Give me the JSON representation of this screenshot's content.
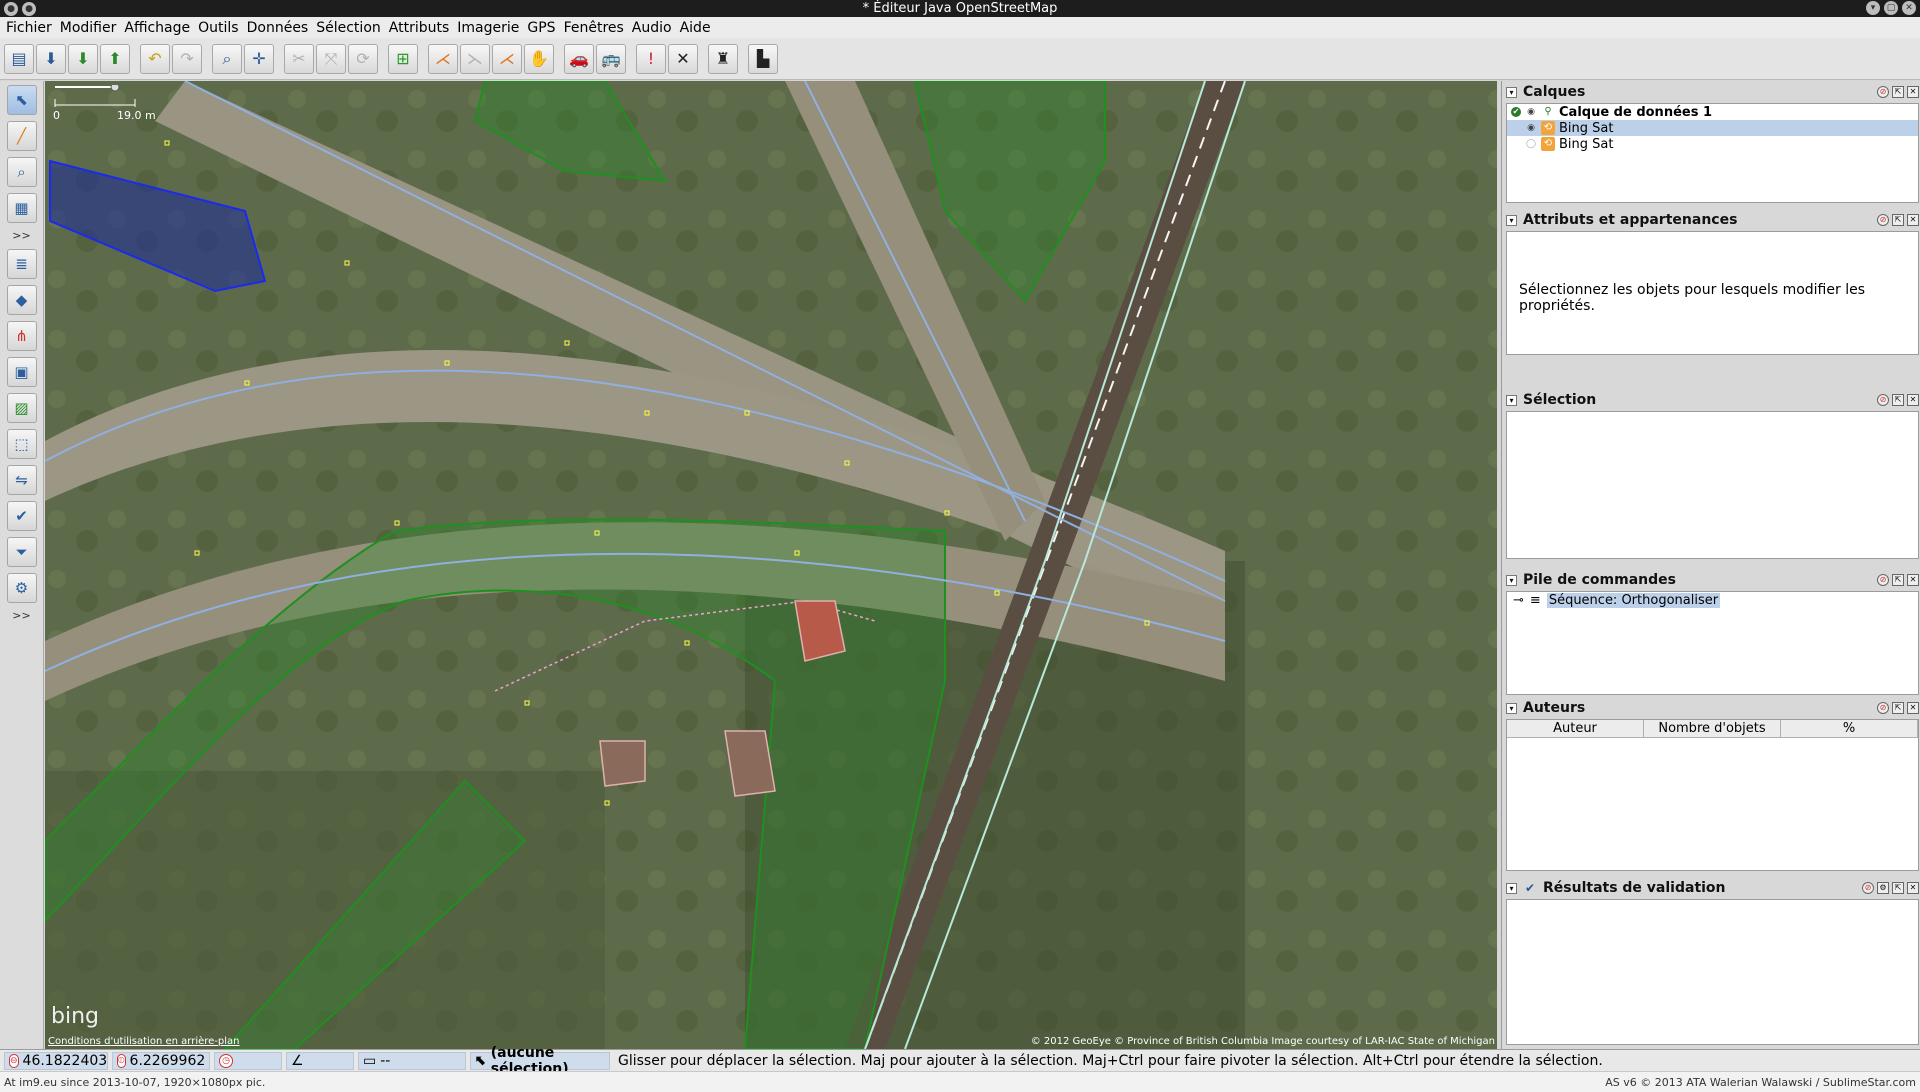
{
  "window": {
    "title": "* Éditeur Java OpenStreetMap"
  },
  "menu": [
    "Fichier",
    "Modifier",
    "Affichage",
    "Outils",
    "Données",
    "Sélection",
    "Attributs",
    "Imagerie",
    "GPS",
    "Fenêtres",
    "Audio",
    "Aide"
  ],
  "toolbar": {
    "icons": [
      "open-file-icon",
      "save-icon",
      "download-icon",
      "upload-icon",
      "undo-icon",
      "redo-icon",
      "zoom-preferences-icon",
      "crosshair-icon",
      "split-way-icon",
      "combine-way-icon",
      "reverse-way-icon",
      "orthogonalize-icon",
      "parallel-icon",
      "align-line-icon",
      "align-circle-icon",
      "hand-icon",
      "car-icon",
      "bus-icon",
      "validation-icon",
      "delete-icon",
      "castle-icon",
      "factory-icon"
    ]
  },
  "left_tools": [
    "select-tool-icon",
    "draw-tool-icon",
    "zoom-tool-icon",
    "building-tool-icon",
    "layer-stack-icon",
    "tag-icon",
    "relation-icon",
    "selection-list-icon",
    "image-icon",
    "filter-icon",
    "two-way-icon",
    "checkmark-icon",
    "funnel-icon",
    "preferences-icon"
  ],
  "map": {
    "scale_start": "0",
    "scale_label": "19.0 m",
    "bing_logo": "bing",
    "terms": "Conditions d'utilisation en arrière-plan",
    "attribution": "© 2012 GeoEye © Province of British Columbia Image courtesy of LAR-IAC State of Michigan"
  },
  "panels": {
    "layers": {
      "title": "Calques",
      "items": [
        {
          "label": "Calque de données 1",
          "selected": false
        },
        {
          "label": "Bing Sat",
          "selected": true
        },
        {
          "label": "Bing Sat",
          "selected": false
        }
      ]
    },
    "properties": {
      "title": "Attributs et appartenances",
      "message": "Sélectionnez les objets pour lesquels modifier les propriétés."
    },
    "selection": {
      "title": "Sélection"
    },
    "command_stack": {
      "title": "Pile de commandes",
      "entry": "Séquence: Orthogonaliser"
    },
    "authors": {
      "title": "Auteurs",
      "columns": [
        "Auteur",
        "Nombre d'objets",
        "%"
      ]
    },
    "validation": {
      "title": "Résultats de validation"
    }
  },
  "status": {
    "lat": "46.1822403",
    "lon": "6.2269962",
    "heading": "",
    "angle": "",
    "distance": "--",
    "selection": "(aucune sélection)",
    "hint": "Glisser pour déplacer la sélection. Maj pour ajouter à la sélection. Maj+Ctrl pour faire pivoter la sélection. Alt+Ctrl pour étendre la sélection."
  },
  "footer": {
    "left": "At im9.eu since 2013-10-07, 1920×1080px pic.",
    "right": "AS v6 © 2013 ATA Walerian Walawski / SublimeStar.com"
  },
  "colors": {
    "osm_way": "#8fb0e0",
    "area_green": "#1f8f1f",
    "area_blue": "#1a2a9a",
    "selection_blue": "#bcd0ea"
  }
}
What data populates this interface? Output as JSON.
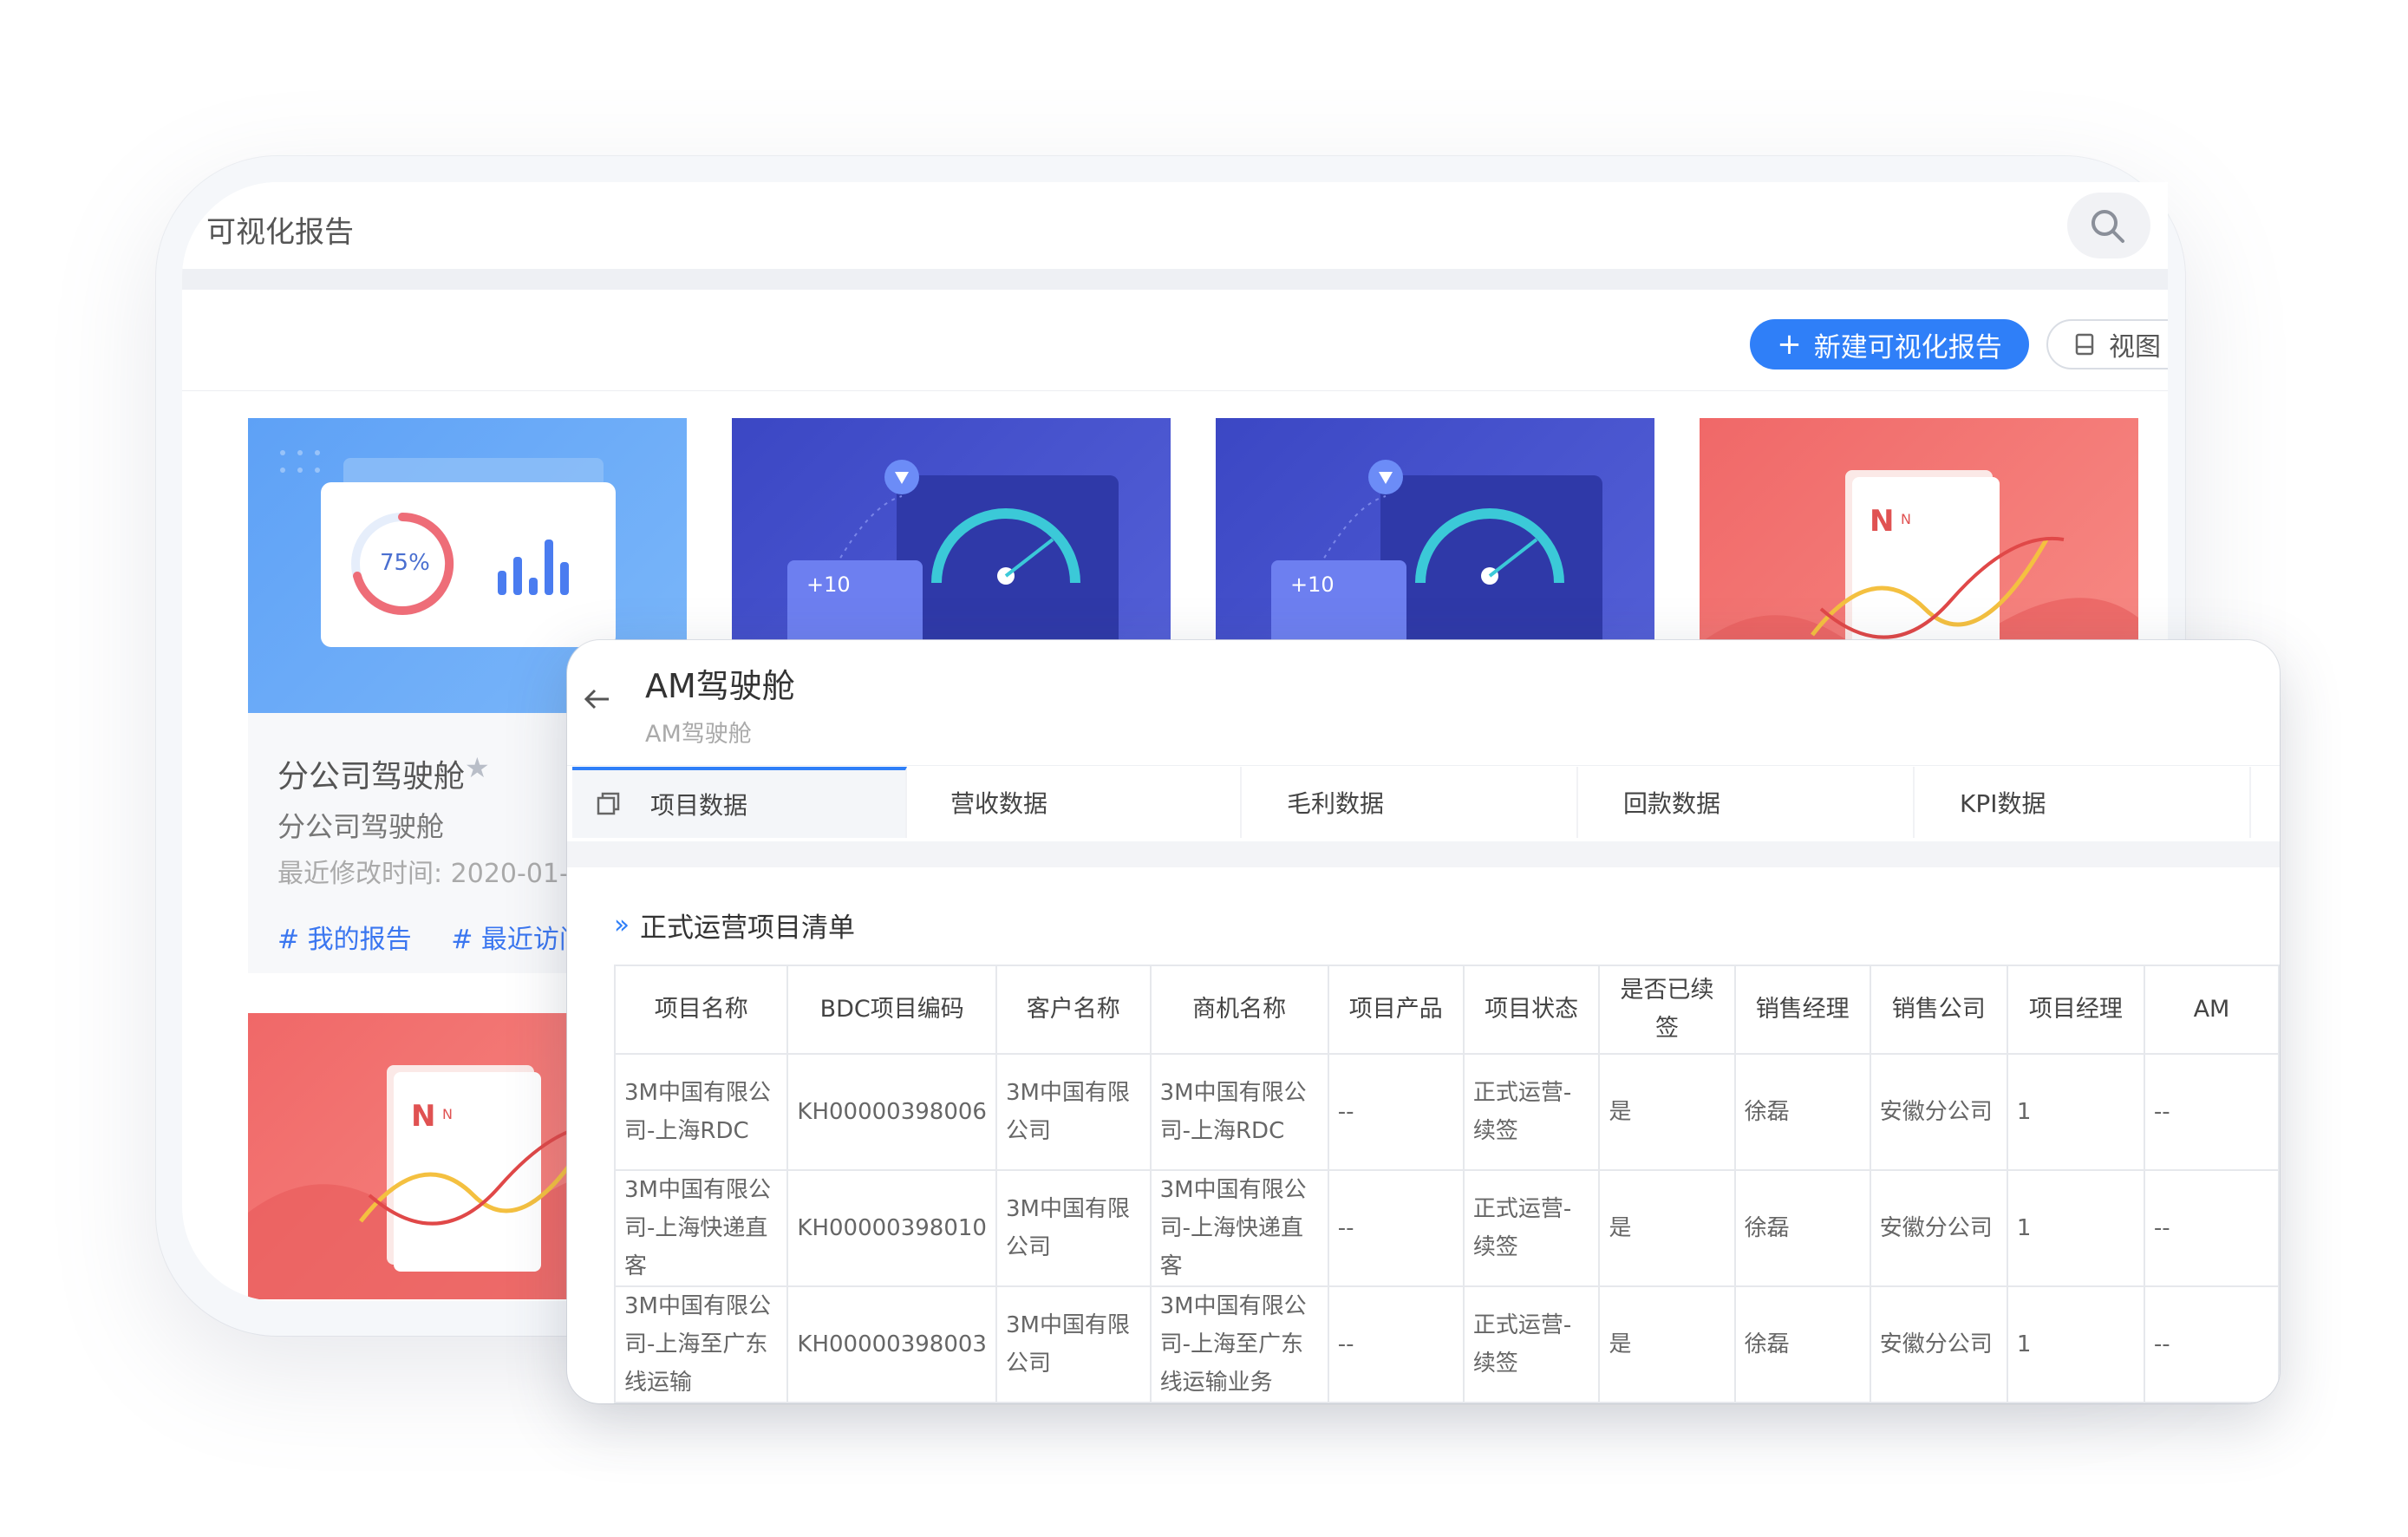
{
  "back_window": {
    "title": "可视化报告",
    "new_button": "新建可视化报告",
    "new_button_icon": "plus-icon",
    "view_button": "视图",
    "card": {
      "name": "分公司驾驶舱",
      "desc": "分公司驾驶舱",
      "time": "最近修改时间: 2020-01-",
      "tags": [
        "# 我的报告",
        "# 最近访问"
      ]
    },
    "thumb_percent": "75%",
    "thumb_badge": "+10"
  },
  "front_window": {
    "title": "AM驾驶舱",
    "subtitle": "AM驾驶舱",
    "tabs": [
      "项目数据",
      "营收数据",
      "毛利数据",
      "回款数据",
      "KPI数据"
    ],
    "section_title": "正式运营项目清单",
    "table": {
      "headers": [
        "项目名称",
        "BDC项目编码",
        "客户名称",
        "商机名称",
        "项目产品",
        "项目状态",
        "是否已续签",
        "销售经理",
        "销售公司",
        "项目经理",
        "AM"
      ],
      "rows": [
        [
          "3M中国有限公司-上海RDC",
          "KH00000398006",
          "3M中国有限公司",
          "3M中国有限公司-上海RDC",
          "--",
          "正式运营-续签",
          "是",
          "徐磊",
          "安徽分公司",
          "1",
          "--"
        ],
        [
          "3M中国有限公司-上海快递直客",
          "KH00000398010",
          "3M中国有限公司",
          "3M中国有限公司-上海快递直客",
          "--",
          "正式运营-续签",
          "是",
          "徐磊",
          "安徽分公司",
          "1",
          "--"
        ],
        [
          "3M中国有限公司-上海至广东线运输",
          "KH00000398003",
          "3M中国有限公司",
          "3M中国有限公司-上海至广东线运输业务",
          "--",
          "正式运营-续签",
          "是",
          "徐磊",
          "安徽分公司",
          "1",
          "--"
        ]
      ]
    }
  }
}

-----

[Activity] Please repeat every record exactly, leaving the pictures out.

[Result of this exercise]
Give me the JSON representation of this screenshot's content.
{
  "window": {
    "title": "* Éditeur Java OpenStreetMap"
  },
  "menu": [
    "Fichier",
    "Modifier",
    "Affichage",
    "Outils",
    "Données",
    "Sélection",
    "Attributs",
    "Imagerie",
    "GPS",
    "Fenêtres",
    "Audio",
    "Aide"
  ],
  "toolbar": {
    "icons": [
      "open-file-icon",
      "save-icon",
      "download-icon",
      "upload-icon",
      "undo-icon",
      "redo-icon",
      "zoom-preferences-icon",
      "crosshair-icon",
      "split-way-icon",
      "combine-way-icon",
      "reverse-way-icon",
      "orthogonalize-icon",
      "parallel-icon",
      "align-line-icon",
      "align-circle-icon",
      "hand-icon",
      "car-icon",
      "bus-icon",
      "validation-icon",
      "delete-icon",
      "castle-icon",
      "factory-icon"
    ]
  },
  "left_tools": [
    "select-tool-icon",
    "draw-tool-icon",
    "zoom-tool-icon",
    "building-tool-icon",
    "layer-stack-icon",
    "tag-icon",
    "relation-icon",
    "selection-list-icon",
    "image-icon",
    "filter-icon",
    "two-way-icon",
    "checkmark-icon",
    "funnel-icon",
    "preferences-icon"
  ],
  "map": {
    "scale_start": "0",
    "scale_label": "19.0 m",
    "bing_logo": "bing",
    "terms": "Conditions d'utilisation en arrière-plan",
    "attribution": "© 2012 GeoEye © Province of British Columbia Image courtesy of LAR-IAC State of Michigan"
  },
  "panels": {
    "layers": {
      "title": "Calques",
      "items": [
        {
          "label": "Calque de données 1",
          "selected": false
        },
        {
          "label": "Bing Sat",
          "selected": true
        },
        {
          "label": "Bing Sat",
          "selected": false
        }
      ]
    },
    "properties": {
      "title": "Attributs et appartenances",
      "message": "Sélectionnez les objets pour lesquels modifier les propriétés."
    },
    "selection": {
      "title": "Sélection"
    },
    "command_stack": {
      "title": "Pile de commandes",
      "entry": "Séquence: Orthogonaliser"
    },
    "authors": {
      "title": "Auteurs",
      "columns": [
        "Auteur",
        "Nombre d'objets",
        "%"
      ]
    },
    "validation": {
      "title": "Résultats de validation"
    }
  },
  "status": {
    "lat": "46.1822403",
    "lon": "6.2269962",
    "heading": "",
    "angle": "",
    "distance": "--",
    "selection": "(aucune sélection)",
    "hint": "Glisser pour déplacer la sélection. Maj pour ajouter à la sélection. Maj+Ctrl pour faire pivoter la sélection. Alt+Ctrl pour étendre la sélection."
  },
  "footer": {
    "left": "At im9.eu since 2013-10-07, 1920×1080px pic.",
    "right": "AS v6 © 2013 ATA Walerian Walawski / SublimeStar.com"
  },
  "colors": {
    "osm_way": "#8fb0e0",
    "area_green": "#1f8f1f",
    "area_blue": "#1a2a9a",
    "selection_blue": "#bcd0ea"
  }
}
What data populates this interface? Output as JSON.
{
  "back_window": {
    "title": "可视化报告",
    "new_button": "新建可视化报告",
    "new_button_icon": "plus-icon",
    "view_button": "视图",
    "card": {
      "name": "分公司驾驶舱",
      "desc": "分公司驾驶舱",
      "time": "最近修改时间: 2020-01-",
      "tags": [
        "# 我的报告",
        "# 最近访问"
      ]
    },
    "thumb_percent": "75%",
    "thumb_badge": "+10"
  },
  "front_window": {
    "title": "AM驾驶舱",
    "subtitle": "AM驾驶舱",
    "tabs": [
      "项目数据",
      "营收数据",
      "毛利数据",
      "回款数据",
      "KPI数据"
    ],
    "section_title": "正式运营项目清单",
    "table": {
      "headers": [
        "项目名称",
        "BDC项目编码",
        "客户名称",
        "商机名称",
        "项目产品",
        "项目状态",
        "是否已续签",
        "销售经理",
        "销售公司",
        "项目经理",
        "AM"
      ],
      "rows": [
        [
          "3M中国有限公司-上海RDC",
          "KH00000398006",
          "3M中国有限公司",
          "3M中国有限公司-上海RDC",
          "--",
          "正式运营-续签",
          "是",
          "徐磊",
          "安徽分公司",
          "1",
          "--"
        ],
        [
          "3M中国有限公司-上海快递直客",
          "KH00000398010",
          "3M中国有限公司",
          "3M中国有限公司-上海快递直客",
          "--",
          "正式运营-续签",
          "是",
          "徐磊",
          "安徽分公司",
          "1",
          "--"
        ],
        [
          "3M中国有限公司-上海至广东线运输",
          "KH00000398003",
          "3M中国有限公司",
          "3M中国有限公司-上海至广东线运输业务",
          "--",
          "正式运营-续签",
          "是",
          "徐磊",
          "安徽分公司",
          "1",
          "--"
        ]
      ]
    }
  }
}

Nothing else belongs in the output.